Review by Willard Manus

LOS ANGELES -- Tony (Angels in America) Kushner's new play HOMEBODY/KABUL is a typical work of his: a sprawling social drama packed with ideas, impassioned language, cries of pain over man's inhumanity to man. Running 3 1/2 hours, the play unfolds slowly and maddeningly at times, but redeems itself time and time again with stunningly dramatic scenes that make the waiting worth it.
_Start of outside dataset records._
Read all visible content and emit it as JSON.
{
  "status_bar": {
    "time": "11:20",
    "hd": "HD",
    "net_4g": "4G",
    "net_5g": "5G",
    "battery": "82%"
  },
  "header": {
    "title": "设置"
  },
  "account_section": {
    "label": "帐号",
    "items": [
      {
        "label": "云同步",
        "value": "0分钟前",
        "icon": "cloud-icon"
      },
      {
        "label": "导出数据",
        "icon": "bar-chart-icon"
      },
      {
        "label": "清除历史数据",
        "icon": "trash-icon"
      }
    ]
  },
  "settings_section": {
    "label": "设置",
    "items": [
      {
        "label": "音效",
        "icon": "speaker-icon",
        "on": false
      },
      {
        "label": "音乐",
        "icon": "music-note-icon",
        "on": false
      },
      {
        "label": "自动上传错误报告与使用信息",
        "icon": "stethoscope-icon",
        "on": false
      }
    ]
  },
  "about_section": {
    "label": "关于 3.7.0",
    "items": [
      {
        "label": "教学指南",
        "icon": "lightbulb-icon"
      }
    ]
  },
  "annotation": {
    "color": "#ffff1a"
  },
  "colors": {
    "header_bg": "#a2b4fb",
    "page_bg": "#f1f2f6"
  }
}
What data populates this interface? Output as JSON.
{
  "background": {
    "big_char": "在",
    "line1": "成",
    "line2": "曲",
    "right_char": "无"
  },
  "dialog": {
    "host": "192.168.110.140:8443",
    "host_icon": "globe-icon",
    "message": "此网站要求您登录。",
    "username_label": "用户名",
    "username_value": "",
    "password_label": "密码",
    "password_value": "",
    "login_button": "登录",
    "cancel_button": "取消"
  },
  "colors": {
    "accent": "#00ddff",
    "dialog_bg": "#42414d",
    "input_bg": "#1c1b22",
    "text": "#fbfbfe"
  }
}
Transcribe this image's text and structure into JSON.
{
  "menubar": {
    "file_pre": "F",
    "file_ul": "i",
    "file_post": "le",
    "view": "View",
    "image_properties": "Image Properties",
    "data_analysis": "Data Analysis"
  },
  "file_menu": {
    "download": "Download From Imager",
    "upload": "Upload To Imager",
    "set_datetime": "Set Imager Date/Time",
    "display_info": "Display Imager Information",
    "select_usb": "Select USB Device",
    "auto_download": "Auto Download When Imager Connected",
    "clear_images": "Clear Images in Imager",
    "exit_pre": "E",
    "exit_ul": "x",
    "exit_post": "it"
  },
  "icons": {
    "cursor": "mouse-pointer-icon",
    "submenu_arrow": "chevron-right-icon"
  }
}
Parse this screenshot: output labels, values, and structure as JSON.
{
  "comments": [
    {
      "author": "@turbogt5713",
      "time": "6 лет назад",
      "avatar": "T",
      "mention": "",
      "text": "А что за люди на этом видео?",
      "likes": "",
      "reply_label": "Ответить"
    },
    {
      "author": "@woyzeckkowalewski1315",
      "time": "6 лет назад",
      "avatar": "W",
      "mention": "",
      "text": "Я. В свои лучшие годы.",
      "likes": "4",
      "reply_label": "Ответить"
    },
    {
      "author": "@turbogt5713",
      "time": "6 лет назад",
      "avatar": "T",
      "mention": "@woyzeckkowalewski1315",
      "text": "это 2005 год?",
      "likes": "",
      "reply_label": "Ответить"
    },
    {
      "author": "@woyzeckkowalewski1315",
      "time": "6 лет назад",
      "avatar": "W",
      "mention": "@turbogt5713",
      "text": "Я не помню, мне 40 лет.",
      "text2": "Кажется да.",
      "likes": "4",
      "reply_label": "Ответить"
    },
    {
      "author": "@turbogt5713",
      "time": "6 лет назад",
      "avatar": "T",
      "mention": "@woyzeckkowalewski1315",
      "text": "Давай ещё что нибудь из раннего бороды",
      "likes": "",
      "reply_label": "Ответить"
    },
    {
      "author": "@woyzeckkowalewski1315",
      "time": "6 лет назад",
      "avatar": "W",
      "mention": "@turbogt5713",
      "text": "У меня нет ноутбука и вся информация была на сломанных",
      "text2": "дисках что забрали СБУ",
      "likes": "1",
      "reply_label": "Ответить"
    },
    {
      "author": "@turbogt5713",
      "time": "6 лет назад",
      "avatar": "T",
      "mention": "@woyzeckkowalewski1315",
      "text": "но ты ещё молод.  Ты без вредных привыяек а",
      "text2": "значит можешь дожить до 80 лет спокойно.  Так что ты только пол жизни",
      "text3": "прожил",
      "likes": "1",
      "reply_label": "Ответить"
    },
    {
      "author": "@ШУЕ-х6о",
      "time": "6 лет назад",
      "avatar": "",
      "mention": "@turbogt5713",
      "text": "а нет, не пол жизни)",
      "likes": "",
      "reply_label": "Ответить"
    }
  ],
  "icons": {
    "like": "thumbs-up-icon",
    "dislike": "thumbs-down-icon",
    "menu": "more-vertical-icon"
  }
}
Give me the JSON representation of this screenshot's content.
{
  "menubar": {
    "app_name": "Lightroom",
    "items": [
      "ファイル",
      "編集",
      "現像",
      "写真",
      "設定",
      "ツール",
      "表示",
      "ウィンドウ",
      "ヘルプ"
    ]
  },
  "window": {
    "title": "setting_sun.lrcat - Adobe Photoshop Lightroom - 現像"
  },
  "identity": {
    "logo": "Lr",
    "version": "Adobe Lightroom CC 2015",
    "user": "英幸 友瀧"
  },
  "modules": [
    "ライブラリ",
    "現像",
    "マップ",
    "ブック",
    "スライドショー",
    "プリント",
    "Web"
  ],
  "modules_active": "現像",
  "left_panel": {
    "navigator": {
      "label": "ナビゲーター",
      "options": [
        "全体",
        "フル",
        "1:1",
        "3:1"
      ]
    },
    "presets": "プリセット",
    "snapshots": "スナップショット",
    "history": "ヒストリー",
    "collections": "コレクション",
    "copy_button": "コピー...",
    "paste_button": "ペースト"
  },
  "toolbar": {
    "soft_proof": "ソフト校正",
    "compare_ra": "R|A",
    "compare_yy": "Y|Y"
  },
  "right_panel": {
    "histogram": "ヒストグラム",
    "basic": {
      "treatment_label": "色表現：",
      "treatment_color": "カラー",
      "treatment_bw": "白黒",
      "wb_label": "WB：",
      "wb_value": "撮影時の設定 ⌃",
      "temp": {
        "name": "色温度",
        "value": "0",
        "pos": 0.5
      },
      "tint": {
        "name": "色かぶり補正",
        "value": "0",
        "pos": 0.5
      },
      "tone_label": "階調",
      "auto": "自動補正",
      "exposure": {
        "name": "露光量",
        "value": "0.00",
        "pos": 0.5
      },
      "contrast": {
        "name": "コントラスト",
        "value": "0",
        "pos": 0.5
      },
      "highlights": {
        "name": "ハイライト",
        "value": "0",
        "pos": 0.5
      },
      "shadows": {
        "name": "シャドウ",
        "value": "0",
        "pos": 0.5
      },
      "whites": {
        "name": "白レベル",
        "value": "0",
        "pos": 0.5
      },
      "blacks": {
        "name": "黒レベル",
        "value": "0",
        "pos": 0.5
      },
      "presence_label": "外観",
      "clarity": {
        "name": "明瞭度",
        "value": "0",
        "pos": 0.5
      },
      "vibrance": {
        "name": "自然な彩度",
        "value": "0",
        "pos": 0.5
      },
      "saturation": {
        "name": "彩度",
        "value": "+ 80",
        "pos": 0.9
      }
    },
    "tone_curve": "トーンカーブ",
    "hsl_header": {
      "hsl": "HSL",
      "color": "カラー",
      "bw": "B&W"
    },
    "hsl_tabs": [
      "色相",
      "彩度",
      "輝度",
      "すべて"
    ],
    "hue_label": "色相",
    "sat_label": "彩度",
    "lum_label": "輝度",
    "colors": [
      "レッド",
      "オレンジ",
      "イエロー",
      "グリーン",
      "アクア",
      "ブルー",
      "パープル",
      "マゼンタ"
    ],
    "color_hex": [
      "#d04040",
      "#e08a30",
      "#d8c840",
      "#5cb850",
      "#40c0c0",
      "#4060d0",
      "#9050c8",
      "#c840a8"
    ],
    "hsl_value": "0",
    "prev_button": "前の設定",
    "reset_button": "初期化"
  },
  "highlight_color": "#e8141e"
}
The first half of the play offers Linda Emond as The Homebody--a self-absorbed, deeply neurotic, do-gooder Englishwomean--delivering a 52-minute monologue in which she spills out her agonized feelings over the human condition as it exists in Afghanistan, a country she knows only from an out-of-date guidebook and from her glimpses of it on the evening news. Emon delivers the monologue in commanding fashion, but often irritates with her annoying diction and whininess.

Kushner's play originally stopped at this point, but then he wrote a second act set in Kabul, where Milton Ceiling (Reed Birney) and his daughter Priscilla (Maggie Gyllenhaal) have arrived to try and find The Homebody, who suddenly left them and their English home and garden and took off for Afghanistan in search of the beauty and peace promised by the guidebook, knowing at the same time that the Taliban was in control of the country. The Homebody was never heard from again, having presumably been killed by Muslim zealots for daring to go out in public without covering up in a burka.

Milton is overwhelmed by the poverty and bigotry of Kabul and retreats to his hotel room, leaving it up to the teenaged Priscilla to venture out in search of her mother. Kushner strains credulity by putting the burden of the story on the shoulders of such a young, disturbed girl (Priscilla's already been through drugs, abortion, attempted suicide), but he pretty much gets away with it, thanks to the scenes involving the local Afghanies--Khwaja (Firdous Bamji), a poet (In Esperanto, no less) turned guide; Mullah Ali (Aaasif Mandvi), a Taliban spokesman; and Mahata (Rita Wolf), an upper-class woman driven nearly mad by the puritannical viciousness of the current regime.

The plight of Afghanistan lies at the heart of the play: a jewel of a country torn apart by geo-political forces (Russia and the KGB, the USA and the CIA, Islamic fundamentalism, etc.) The spectacle of human beings trying to stand up to such naked power and aggression is not a pretty one. HOMEBODY/KABUL is full of violence, blood and torment, but it is not nihilistic; Kushner also sees hope and humanity in the mess the world has made of Afghanistan, and he dramatizes his point of view in provocative and oft-gripping fashion. His able cast and director (Frank Galati) back him up admirably as well.

At the Mark Taper Forum, 135 N. Grand Avenue, through Nov. 9. Call (213) 628-2772 or visit TaperAhmanson.com